Please copy each line of the records below that includes the word "value".

Records drawn from a dataset
════════════════
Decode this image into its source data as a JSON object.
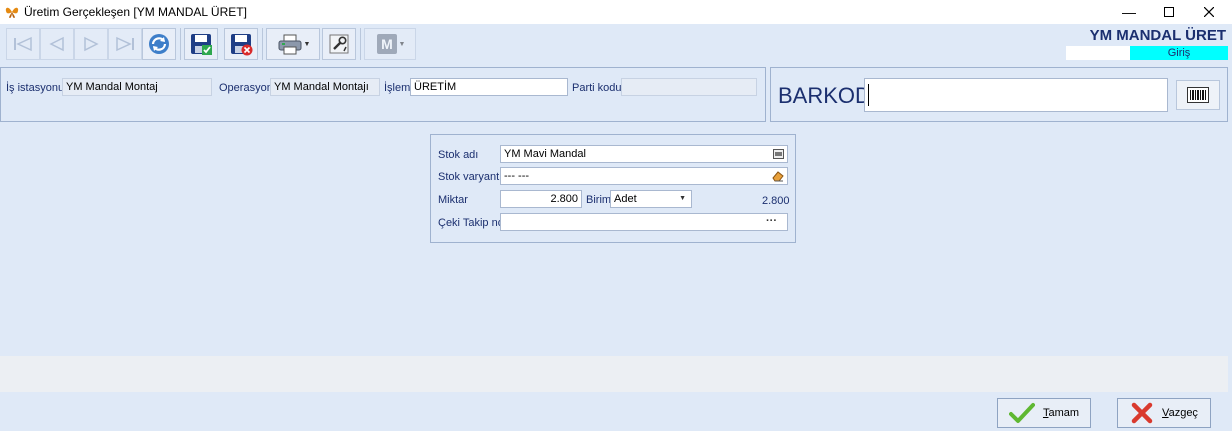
{
  "window": {
    "title": "Üretim Gerçekleşen [YM MANDAL ÜRET]"
  },
  "brand": {
    "title": "YM MANDAL ÜRET",
    "mode": "Giriş"
  },
  "header_fields": {
    "is_istasyonu": {
      "label": "İş istasyonu",
      "value": "YM Mandal Montaj"
    },
    "operasyon": {
      "label": "Operasyon",
      "value": "YM Mandal Montajı"
    },
    "islem": {
      "label": "İşlem",
      "value": "ÜRETİM"
    },
    "parti_kodu": {
      "label": "Parti kodu",
      "value": ""
    }
  },
  "barkod": {
    "label": "BARKOD",
    "value": ""
  },
  "detail": {
    "stok_adi": {
      "label": "Stok adı",
      "value": "YM Mavi Mandal"
    },
    "stok_varyanti": {
      "label": "Stok varyantı",
      "value": "--- ---"
    },
    "miktar": {
      "label": "Miktar",
      "value": "2.800"
    },
    "birim": {
      "label": "Birim",
      "value": "Adet"
    },
    "miktar_total": "2.800",
    "ceki_takip": {
      "label": "Çeki Takip no",
      "value": "",
      "ellipsis": "···"
    }
  },
  "buttons": {
    "ok": {
      "label_u": "T",
      "label_rest": "amam"
    },
    "cancel": {
      "label_u": "V",
      "label_rest": "azgeç"
    }
  },
  "icons": [
    "first-icon",
    "prev-icon",
    "next-icon",
    "last-icon",
    "refresh-icon",
    "save-icon",
    "save-delete-icon",
    "print-icon",
    "settings-icon",
    "m-icon",
    "barcode-icon",
    "check-icon",
    "x-icon"
  ],
  "colors": {
    "accent": "#1b2f6f",
    "mode_bg": "#00ffff",
    "background": "#dfe9f7"
  }
}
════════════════
TASK ANSWER
      "value": "YM Mandal Montaj"
      "value": "YM Mandal Montajı"
      "value": "ÜRETİM"
      "value": ""
    "value": ""
      "value": "YM Mavi Mandal"
      "value": "--- ---"
      "value": "2.800"
      "value": "Adet"
      "value": "",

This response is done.